Set down the records below in full, exactly as they read.

━━ Given information ━━

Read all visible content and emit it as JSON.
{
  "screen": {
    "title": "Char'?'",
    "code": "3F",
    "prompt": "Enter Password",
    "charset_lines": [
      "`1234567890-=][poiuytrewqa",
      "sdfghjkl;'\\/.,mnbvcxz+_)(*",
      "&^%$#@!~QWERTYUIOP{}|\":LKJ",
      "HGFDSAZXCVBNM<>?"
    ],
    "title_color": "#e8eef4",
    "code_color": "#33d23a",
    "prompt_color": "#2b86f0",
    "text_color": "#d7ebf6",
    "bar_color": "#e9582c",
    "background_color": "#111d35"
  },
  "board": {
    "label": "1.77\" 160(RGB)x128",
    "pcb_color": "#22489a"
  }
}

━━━

- _Task result_:
Read all visible content and emit it as JSON.
{
  "screen": {
    "title": "Char'?'",
    "code": "3F",
    "prompt": "Enter Password",
    "charset_lines": [
      "`1234567890-=][poiuytrewqa",
      "sdfghjkl;'\\/.,mnbvcxz+_)(*",
      "&^%$#@!~QWERTYUIOP{}|\":LKJ",
      "HGFDSAZXCVBNM<>?"
    ],
    "title_color": "#e8eef4",
    "code_color": "#33d23a",
    "prompt_color": "#2b86f0",
    "text_color": "#d7ebf6",
    "bar_color": "#e9582c",
    "background_color": "#111d35"
  },
  "board": {
    "label": "1.77\" 160(RGB)x128",
    "pcb_color": "#22489a"
  }
}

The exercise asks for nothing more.